18 July 2019

Aid Reform in the Real World

This is not an accurate depiction of how the aid sector functions

I get really frustrated by aid reform think-pieces which offer lofty suggestions for improving the aid system, while ignoring the dysfunctional, messy reality of how the system actually functions. Many of the things we complain about – ludicrous accountability requirements, inflexible projects, and a neglect of local knowledge – are not bugs but features, adopted because they satisfy the interests of aid stakeholders.

Duncan Green on From Poverty To Power offered some great suggestions on how to improve aid in the real world. Expanding on a twitter thread, I want to offer some quick reflections on the six suggestions he made

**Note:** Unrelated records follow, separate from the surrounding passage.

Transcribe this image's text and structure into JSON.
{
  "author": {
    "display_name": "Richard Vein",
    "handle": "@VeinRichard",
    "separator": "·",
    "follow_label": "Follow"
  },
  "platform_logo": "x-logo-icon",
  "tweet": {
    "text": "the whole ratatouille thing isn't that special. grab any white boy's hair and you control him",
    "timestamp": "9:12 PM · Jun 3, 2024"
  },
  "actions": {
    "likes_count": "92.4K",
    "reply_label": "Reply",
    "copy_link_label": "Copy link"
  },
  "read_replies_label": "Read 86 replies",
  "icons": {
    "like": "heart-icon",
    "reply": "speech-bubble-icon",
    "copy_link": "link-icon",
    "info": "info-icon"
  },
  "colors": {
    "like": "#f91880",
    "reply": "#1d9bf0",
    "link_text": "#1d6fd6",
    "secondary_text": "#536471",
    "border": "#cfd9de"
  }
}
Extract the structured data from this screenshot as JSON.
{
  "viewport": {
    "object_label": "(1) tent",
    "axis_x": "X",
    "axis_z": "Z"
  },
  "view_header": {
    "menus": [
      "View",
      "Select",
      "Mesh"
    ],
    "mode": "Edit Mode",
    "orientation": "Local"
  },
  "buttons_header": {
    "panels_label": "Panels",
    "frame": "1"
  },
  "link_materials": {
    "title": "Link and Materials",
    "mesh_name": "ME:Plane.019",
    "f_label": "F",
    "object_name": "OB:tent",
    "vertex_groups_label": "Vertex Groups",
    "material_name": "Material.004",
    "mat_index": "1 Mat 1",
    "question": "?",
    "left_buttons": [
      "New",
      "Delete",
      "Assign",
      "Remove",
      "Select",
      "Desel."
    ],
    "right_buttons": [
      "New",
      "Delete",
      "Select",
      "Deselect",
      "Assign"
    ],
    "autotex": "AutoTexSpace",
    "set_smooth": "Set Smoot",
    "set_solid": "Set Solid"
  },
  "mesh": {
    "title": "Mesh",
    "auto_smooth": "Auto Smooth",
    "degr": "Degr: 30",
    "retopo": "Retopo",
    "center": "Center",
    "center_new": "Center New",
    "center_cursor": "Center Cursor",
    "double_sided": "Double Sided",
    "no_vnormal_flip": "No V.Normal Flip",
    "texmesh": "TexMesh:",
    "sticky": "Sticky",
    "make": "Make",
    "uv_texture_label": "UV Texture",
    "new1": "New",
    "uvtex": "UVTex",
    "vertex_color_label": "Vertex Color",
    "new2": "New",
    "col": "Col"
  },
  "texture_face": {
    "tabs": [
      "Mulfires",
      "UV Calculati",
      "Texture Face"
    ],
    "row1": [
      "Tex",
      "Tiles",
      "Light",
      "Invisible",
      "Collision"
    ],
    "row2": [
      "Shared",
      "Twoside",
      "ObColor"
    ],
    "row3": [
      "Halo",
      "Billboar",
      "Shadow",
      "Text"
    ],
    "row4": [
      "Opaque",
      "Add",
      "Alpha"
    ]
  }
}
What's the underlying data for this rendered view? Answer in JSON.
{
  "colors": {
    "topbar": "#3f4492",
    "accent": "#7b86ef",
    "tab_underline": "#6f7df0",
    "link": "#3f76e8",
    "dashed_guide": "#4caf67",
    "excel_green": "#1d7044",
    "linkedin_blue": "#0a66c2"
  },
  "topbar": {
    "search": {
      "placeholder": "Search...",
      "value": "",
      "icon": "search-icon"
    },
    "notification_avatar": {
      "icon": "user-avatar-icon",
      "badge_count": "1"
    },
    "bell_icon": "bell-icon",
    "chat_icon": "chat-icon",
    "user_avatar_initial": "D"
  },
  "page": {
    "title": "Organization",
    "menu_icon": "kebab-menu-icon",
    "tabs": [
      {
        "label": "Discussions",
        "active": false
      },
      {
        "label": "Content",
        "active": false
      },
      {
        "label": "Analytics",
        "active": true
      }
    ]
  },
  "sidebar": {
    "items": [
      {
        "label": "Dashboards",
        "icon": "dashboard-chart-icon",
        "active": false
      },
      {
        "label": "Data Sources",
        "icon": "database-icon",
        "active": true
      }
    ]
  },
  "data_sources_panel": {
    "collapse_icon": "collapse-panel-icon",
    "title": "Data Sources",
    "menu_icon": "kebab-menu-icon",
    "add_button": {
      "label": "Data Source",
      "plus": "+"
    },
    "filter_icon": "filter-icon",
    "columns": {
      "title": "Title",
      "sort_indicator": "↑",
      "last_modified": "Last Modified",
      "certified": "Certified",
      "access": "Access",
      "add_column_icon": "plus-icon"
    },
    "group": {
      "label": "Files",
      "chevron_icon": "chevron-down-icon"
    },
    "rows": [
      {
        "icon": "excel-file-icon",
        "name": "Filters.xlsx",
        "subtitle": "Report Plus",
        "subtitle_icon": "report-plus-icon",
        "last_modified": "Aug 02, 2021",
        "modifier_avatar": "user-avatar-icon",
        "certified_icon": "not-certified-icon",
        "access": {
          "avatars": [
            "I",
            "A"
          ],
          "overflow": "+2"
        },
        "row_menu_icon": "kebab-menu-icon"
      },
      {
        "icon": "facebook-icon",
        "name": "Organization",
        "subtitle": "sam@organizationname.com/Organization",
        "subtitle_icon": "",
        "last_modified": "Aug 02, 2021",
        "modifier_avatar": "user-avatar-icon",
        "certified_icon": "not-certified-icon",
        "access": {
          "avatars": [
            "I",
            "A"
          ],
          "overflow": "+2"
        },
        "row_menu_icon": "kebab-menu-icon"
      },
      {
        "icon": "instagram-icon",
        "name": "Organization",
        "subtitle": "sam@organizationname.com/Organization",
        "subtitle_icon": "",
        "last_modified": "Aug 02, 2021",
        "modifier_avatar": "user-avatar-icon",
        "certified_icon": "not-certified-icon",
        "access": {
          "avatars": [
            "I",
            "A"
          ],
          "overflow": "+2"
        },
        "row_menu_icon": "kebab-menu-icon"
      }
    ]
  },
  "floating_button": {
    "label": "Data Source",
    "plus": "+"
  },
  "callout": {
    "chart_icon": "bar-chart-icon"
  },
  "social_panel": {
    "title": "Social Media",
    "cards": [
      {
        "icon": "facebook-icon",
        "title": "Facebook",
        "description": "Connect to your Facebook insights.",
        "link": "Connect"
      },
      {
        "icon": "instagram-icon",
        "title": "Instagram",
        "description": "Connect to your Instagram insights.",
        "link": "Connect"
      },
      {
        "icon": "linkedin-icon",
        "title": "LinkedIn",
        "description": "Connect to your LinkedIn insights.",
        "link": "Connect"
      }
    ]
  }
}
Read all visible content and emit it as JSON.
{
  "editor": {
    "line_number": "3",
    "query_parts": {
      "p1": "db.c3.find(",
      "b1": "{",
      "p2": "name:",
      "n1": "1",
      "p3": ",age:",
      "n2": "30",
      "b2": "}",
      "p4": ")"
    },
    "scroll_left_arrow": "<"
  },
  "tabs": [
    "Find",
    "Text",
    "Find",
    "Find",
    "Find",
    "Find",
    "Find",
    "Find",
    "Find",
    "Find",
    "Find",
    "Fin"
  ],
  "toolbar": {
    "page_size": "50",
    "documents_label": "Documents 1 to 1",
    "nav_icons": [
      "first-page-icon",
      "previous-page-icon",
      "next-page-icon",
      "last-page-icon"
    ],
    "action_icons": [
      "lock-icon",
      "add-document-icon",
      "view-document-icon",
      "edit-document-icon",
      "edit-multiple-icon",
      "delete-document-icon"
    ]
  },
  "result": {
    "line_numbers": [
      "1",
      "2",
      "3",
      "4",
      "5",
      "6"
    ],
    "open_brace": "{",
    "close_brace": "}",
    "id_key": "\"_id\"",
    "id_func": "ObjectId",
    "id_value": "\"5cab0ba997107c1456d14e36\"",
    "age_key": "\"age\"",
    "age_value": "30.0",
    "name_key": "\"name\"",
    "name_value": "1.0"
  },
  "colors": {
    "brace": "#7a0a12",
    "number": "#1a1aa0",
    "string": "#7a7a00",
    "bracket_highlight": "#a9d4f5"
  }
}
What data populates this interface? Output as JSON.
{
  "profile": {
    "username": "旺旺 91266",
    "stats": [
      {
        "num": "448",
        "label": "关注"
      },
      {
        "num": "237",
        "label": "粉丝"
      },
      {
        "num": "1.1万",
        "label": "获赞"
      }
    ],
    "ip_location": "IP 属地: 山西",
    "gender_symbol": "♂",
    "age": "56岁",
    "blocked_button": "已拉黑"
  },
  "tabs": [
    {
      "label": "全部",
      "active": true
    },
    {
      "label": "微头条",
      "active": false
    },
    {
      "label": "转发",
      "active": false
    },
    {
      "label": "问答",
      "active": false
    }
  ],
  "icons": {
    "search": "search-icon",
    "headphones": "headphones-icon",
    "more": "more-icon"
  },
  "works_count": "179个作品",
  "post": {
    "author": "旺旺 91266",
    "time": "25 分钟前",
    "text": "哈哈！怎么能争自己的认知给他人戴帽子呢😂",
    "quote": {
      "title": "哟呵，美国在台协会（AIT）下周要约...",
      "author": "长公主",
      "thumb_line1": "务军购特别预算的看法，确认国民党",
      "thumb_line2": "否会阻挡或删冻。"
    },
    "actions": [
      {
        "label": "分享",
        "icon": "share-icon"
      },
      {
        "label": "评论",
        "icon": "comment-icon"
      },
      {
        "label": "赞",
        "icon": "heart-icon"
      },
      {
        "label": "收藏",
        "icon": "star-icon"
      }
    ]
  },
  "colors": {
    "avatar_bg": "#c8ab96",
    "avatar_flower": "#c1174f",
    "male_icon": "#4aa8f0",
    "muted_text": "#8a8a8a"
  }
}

  1. Fund individuals rather than organizations. This is my favourite suggestion – cash transfers are one of the few ‘disruptive’ innovations to hit the aid sector in the past few decades. By giving money directly to poor people, you cut out the majority of the aid chain, improving the aid system by simply removing most of it.
  2. Build trust with organisations. This is critical. I’d love to see donors move from short-term projects (2-5 years) to longer term relationships (10-20 years) with trusted organisations. Well designed partnership agreements could reduce accountability requirements over time, as the donor built up more trust that the money was being well used.
  3. Brokering rather than money flows. Brokering is certainly important. But I don’t think this solves the basic aid problem – which is what to do with a budget of well over $100 billion, in contexts that desperately need this money to pay for roads, education, and health (among much else), through an extremely dysfunctional system?
  4. Payment by results. I don’t think payment by results works when used as a way to push risk down the aid supply chain. But it has more potential as a way to shield aid delivery from donor pressures – see the end for my final, optimistic suggestion on this.
  5. Technical Assistance. Technical assistance is a decades-old solution for those who worry that infusions of cash aren’t working. But billions have been spent on technical assistance, without helping underlying dysfunction. Why is this? Partly technical assistance is subject to the same pressures as the rest of the aid system, partly you can’t absorb technical assistance withour pre-existing capacity (in which case you don’t need technical assistance) and partly capacity is only one of a huge number of problems facing aid recipients.
  6. Dump money in multilaterals. I’ve never worked directly with a multilateral, but my limited exposure hasn’t impressed me with their efficiency, flexibility and effectiveness. Happy to be proved wrong, but otherwise am somewhat sceptical.

Any more positive suggestions? I think it’s time to start arguing for a cautious return to budget support. This has fallen out of favour among donors amidst legitimate concerns about corruption. Could payment by results be used as a way in which budget support could resume, addressing accountability requirements while also building developing government capacity?